Each enemy in the game functions differently and it’s exciting when a new one is introduced. Some ants spray acid while others will pick you up in their jaws. One species of spider will lace you in an acidic thread while others pull you in a web. Certain aliens can have limbs blown off to knock them down or make them drop their weapons, others are armored and require you to shave off bits of it to get to the squishy flesh beneath. The combat is thrilling and engaging and you have a ton of weapons and vehicles to try out against each of the game’s missions.
The freeform nature means that sometimes you can make a wrong choice and have to back out and try again, however. For example, you might need to shoot down alien ships but didn’t bring any long-range weapons. Or the mission might be in a cave and you were playing an air raider carrying airstrikes that can not be used underground.
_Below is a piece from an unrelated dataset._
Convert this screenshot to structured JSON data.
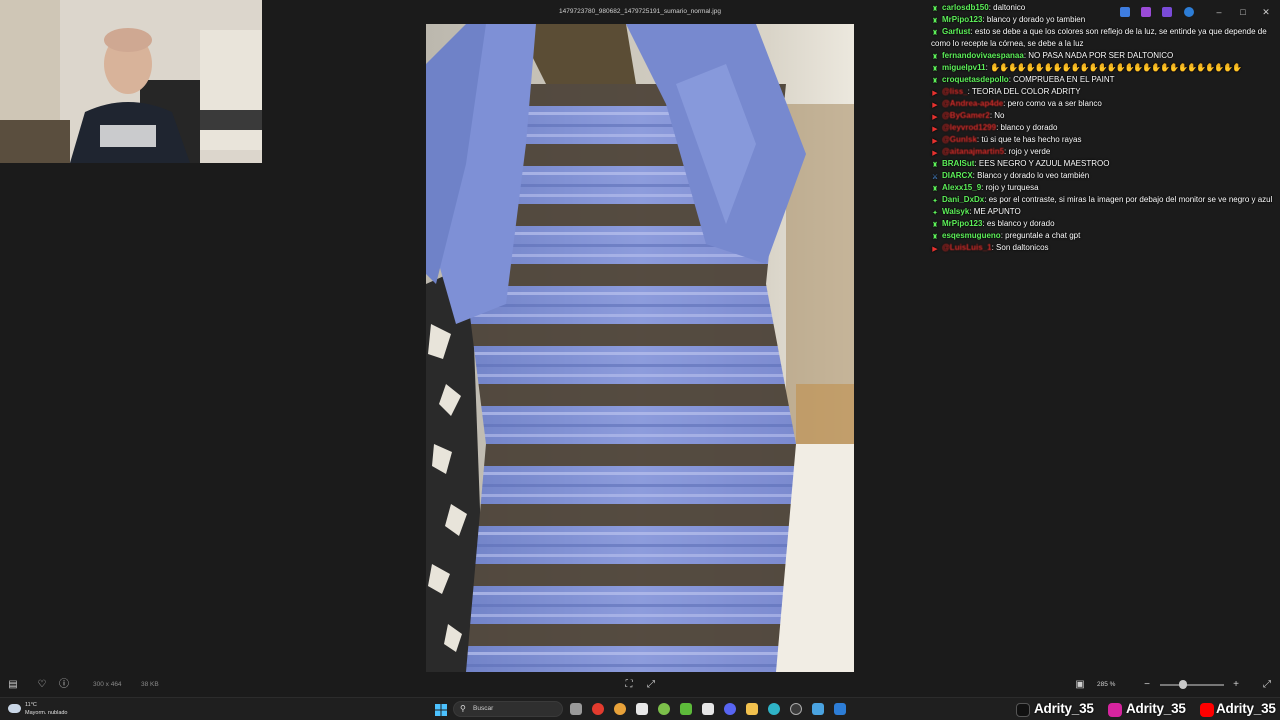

Earth Defense Force 5 can be played online in multiplayer or split-screen and this is where the game really shines. You can take up to three other players in co-op and fight the alien and insect hordes together. The classes complement each other, especially the air raider, and some vehicles have multiple seats. The vehicle’s controls can be a bit clunky, but they make up for it in firepower and utility.
Something nifty that I found, is that when playing online you could turn on limits for weapon and armor levels. That means players of any level could play any difficulty or mission but would be required to lower their armor and use weaker weaponry to keep the game challenging and balanced if they were too powerful.
This game was reviewed on the base PlayStation 4 and it ran pretty well even with numerous enemies and particles on screen. However, for some reason, the framerate dropped during the first two tutorial missions, and a couple of key missions, later on, turned into literal slide shows. It wasn’t something that happened often. It’s a couple of specific missions. But when it does, it is noticeable.
Earth Defense Force 5 isn’t winning any awards for narrative. It doesn’t have a large open world with lots to do, stunning graphics, or meticulous details. But it doesn’t want those things. It wants to be a shooter with epic battles against goliath-sized enemies and make those battles fun. In that, it passes with flying colors. It gives you a variety of classes and tools to play with and a large and varied roster of enemies to pit them against. It has got a long campaign that’s replayable with a large selection of difficulty settings and offers it all in co-op and single-player.
The dialogue and a couple of technical hiccups hold it back and some of the textures are truly poor. But it’s a fun game with a ton of content to justify its price. Its shooting mechanics feel good and the player feedback you receive when striking enemies could teach a couple of AAA games a few things. The multiplayer works great and the gameplay variance between the classes is nice. It’s a game that’s damn good at being a video game, but not much else.
More Reviews of Third Person Shooters
- Huge variety of classes, vehicles, and weapons
- Long campaign
- Large enemy variety
- Highly replayable
- Online and split-screen co-op
- Flying limbs, explosions, armor breaking and more make for great combat feedback.
- Worst Dialogue ever, seriously
- Poor graphics
- Some missions have technical hiccups.
- Some missions can be repetitive.
- Did I mention the dialogue already? It’s bad